Maximum Likelihood estimation of signal
 Magn Reson Med
, 2004
"... In magnetic resonance imaging, the raw data, which are acquired in spatial frequency space, are intrinsically complex valued and corrupted by Gaussian distributed noise. After applying an inverse Fourier transform the data remain complex valued and Gaussian distributed. If the signal amplitude is ..."
Abstract
 Add to MetaCart

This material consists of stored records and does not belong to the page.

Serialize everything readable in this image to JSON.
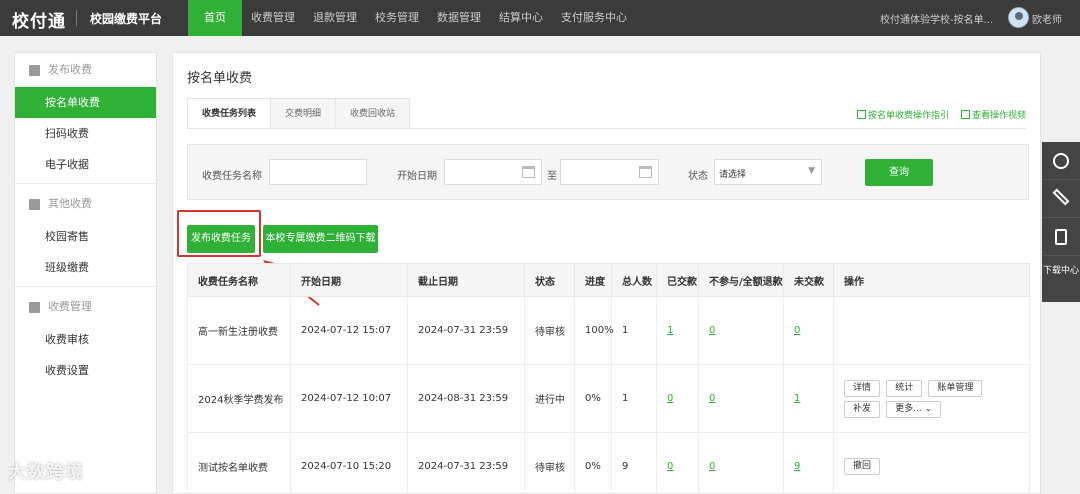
{
  "header": {
    "logo": "校付通",
    "platform": "校园缴费平台",
    "nav": [
      "首页",
      "收费管理",
      "退款管理",
      "校务管理",
      "数据管理",
      "结算中心",
      "支付服务中心"
    ],
    "school": "校付通体验学校-按名单...",
    "user": "欧老师"
  },
  "sidebar": {
    "groups": [
      {
        "title": "发布收费",
        "items": [
          "按名单收费",
          "扫码收费",
          "电子收据"
        ]
      },
      {
        "title": "其他收费",
        "items": [
          "校园寄售",
          "班级缴费"
        ]
      },
      {
        "title": "收费管理",
        "items": [
          "收费审核",
          "收费设置"
        ]
      }
    ]
  },
  "main": {
    "title": "按名单收费",
    "tabs": [
      "收费任务列表",
      "交费明细",
      "收费回收站"
    ],
    "links": [
      "按名单收费操作指引",
      "查看操作视频"
    ],
    "filter": {
      "name_label": "收费任务名称",
      "start_label": "开始日期",
      "to_label": "至",
      "status_label": "状态",
      "status_value": "请选择",
      "query": "查询"
    },
    "publish_btn": "发布收费任务",
    "qr_btn": "本校专属缴费二维码下载",
    "columns": [
      "收费任务名称",
      "开始日期",
      "截止日期",
      "状态",
      "进度",
      "总人数",
      "已交款",
      "不参与/全额退款",
      "未交款",
      "操作"
    ],
    "rows": [
      {
        "name": "高一新生注册收费",
        "start": "2024-07-12 15:07",
        "end": "2024-07-31 23:59",
        "status": "待审核",
        "progress": "100%",
        "total": "1",
        "paid": "1",
        "refund": "0",
        "unpaid": "0",
        "ops": []
      },
      {
        "name": "2024秋季学费发布",
        "start": "2024-07-12 10:07",
        "end": "2024-08-31 23:59",
        "status": "进行中",
        "progress": "0%",
        "total": "1",
        "paid": "0",
        "refund": "0",
        "unpaid": "1",
        "ops": [
          "详情",
          "统计",
          "账单管理",
          "补发",
          "更多..."
        ]
      },
      {
        "name": "测试按名单收费",
        "start": "2024-07-10 15:20",
        "end": "2024-07-31 23:59",
        "status": "待审核",
        "progress": "0%",
        "total": "9",
        "paid": "0",
        "refund": "0",
        "unpaid": "9",
        "ops": [
          "撤回"
        ]
      }
    ]
  },
  "floatbar": {
    "download": "下载中心"
  },
  "watermark": "大数跨境",
  "colors": {
    "accent": "#2eb135",
    "topbar": "#3b3b3b",
    "highlight": "#d9342b"
  }
}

In magnetic resonance imaging, the raw data, which are acquired in spatial frequency space, are intrinsically complex valued and corrupted by Gaussian distributed noise. After applying an inverse Fourier transform the data remain complex valued and Gaussian distributed. If the signal amplitude is to be estimated, one has two options. It can be estimated directly from the complex valued data set, or one can first perform a magnitude operation on this data set, which changes the distribution of the data from Gaussian to Rician, and estimate the signal amplitude from the thus obtained magnitude image. Similarly, the noise variance can be estimated from both the complex and magnitude data sets.